Uncovering Policy Response: Primary School Principals in the Netherlands and the Professions in Education Act Janine Smit, dr. Carl Bagley and dr. Sophie Ward

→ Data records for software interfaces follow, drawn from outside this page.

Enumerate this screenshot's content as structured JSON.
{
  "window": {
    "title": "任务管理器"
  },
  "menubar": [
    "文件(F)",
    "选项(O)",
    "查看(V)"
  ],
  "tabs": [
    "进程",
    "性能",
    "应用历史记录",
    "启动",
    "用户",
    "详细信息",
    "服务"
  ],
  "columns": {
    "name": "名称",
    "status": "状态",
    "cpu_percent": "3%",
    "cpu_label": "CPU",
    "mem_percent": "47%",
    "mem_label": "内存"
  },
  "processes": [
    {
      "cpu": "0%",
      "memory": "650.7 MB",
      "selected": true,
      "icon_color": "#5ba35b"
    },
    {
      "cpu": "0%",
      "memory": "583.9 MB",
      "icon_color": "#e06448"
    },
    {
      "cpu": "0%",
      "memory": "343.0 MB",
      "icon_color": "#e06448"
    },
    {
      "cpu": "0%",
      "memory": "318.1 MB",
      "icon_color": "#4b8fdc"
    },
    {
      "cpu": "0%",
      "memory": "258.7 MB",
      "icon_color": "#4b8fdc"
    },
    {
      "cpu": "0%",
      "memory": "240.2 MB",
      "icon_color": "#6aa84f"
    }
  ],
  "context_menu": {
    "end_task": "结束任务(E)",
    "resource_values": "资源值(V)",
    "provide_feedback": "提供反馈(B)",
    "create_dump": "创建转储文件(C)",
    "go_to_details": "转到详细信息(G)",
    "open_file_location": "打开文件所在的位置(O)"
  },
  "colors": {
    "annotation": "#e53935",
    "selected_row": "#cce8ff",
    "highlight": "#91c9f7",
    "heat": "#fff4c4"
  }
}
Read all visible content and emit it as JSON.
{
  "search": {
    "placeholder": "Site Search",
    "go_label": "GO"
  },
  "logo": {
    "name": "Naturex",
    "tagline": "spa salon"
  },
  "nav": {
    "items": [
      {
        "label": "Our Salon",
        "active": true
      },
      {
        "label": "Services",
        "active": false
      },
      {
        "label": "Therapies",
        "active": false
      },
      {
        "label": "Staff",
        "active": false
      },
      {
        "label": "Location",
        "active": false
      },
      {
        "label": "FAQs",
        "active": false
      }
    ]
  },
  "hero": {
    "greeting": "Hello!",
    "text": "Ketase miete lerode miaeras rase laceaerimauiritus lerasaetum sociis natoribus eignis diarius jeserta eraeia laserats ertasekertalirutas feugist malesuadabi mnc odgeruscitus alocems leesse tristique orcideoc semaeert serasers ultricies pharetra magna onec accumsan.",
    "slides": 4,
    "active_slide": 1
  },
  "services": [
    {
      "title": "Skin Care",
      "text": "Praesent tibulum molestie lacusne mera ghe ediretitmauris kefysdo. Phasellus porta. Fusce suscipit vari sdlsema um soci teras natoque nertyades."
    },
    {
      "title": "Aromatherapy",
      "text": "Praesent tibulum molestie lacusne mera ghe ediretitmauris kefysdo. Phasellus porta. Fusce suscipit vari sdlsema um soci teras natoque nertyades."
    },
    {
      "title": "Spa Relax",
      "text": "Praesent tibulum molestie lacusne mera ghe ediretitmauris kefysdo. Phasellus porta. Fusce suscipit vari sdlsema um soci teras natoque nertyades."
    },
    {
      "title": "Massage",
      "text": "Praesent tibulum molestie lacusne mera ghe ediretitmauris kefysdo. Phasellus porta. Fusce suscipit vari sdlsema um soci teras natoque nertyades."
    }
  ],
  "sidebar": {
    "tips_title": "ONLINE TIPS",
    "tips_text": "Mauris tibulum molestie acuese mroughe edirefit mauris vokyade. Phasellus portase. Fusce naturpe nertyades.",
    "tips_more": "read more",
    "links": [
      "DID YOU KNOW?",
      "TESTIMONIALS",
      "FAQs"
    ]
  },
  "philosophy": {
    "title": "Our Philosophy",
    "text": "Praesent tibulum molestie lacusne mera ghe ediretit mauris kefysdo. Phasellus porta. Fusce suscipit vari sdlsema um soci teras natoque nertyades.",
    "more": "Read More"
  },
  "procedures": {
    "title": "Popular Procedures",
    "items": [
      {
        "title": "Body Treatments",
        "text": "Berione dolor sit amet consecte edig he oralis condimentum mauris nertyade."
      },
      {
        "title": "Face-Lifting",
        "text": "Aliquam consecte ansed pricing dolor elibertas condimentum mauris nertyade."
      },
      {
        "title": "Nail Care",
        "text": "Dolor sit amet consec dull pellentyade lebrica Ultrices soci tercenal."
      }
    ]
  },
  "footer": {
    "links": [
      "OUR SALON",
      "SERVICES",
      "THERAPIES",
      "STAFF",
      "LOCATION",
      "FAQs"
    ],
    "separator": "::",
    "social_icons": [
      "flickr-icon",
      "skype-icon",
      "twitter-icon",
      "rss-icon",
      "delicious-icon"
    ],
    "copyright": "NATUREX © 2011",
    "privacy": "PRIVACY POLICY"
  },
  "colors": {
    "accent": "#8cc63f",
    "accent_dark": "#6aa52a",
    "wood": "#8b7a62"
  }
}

Summary: The Netherlands currently has one of the most decentralised education systems in Europe, with a high level of school autonomy and no formal governance levels between the national government and the school. Consequently, school principals have gained more freedom in educational policy, but also face more responsibilities in the provision of schooling. The aim of this study is to discover the ways in which principals in Dutch primary schools respond to governmental policy. The policy focus is the Professions in Education Act (BIO-Act), 2004, which aims to assure the quality of education delivered by school principals, teachers and supporting staff in schools. The research employed a mixed method sequential and phased design approach, collecting and analysing quantitative data (N=103) and augmenting these results with in-depth qualitative data analysis (N=5). The tentative findings from this relatively small study cautiously suggest school principals’ (i) possess a sense of responsibility in needing to respond to policy; (ii) mediate policy response in relation to the culture and history of the school and other key stakeholders; (iii) are engaged in a complex process of ‘creative social action.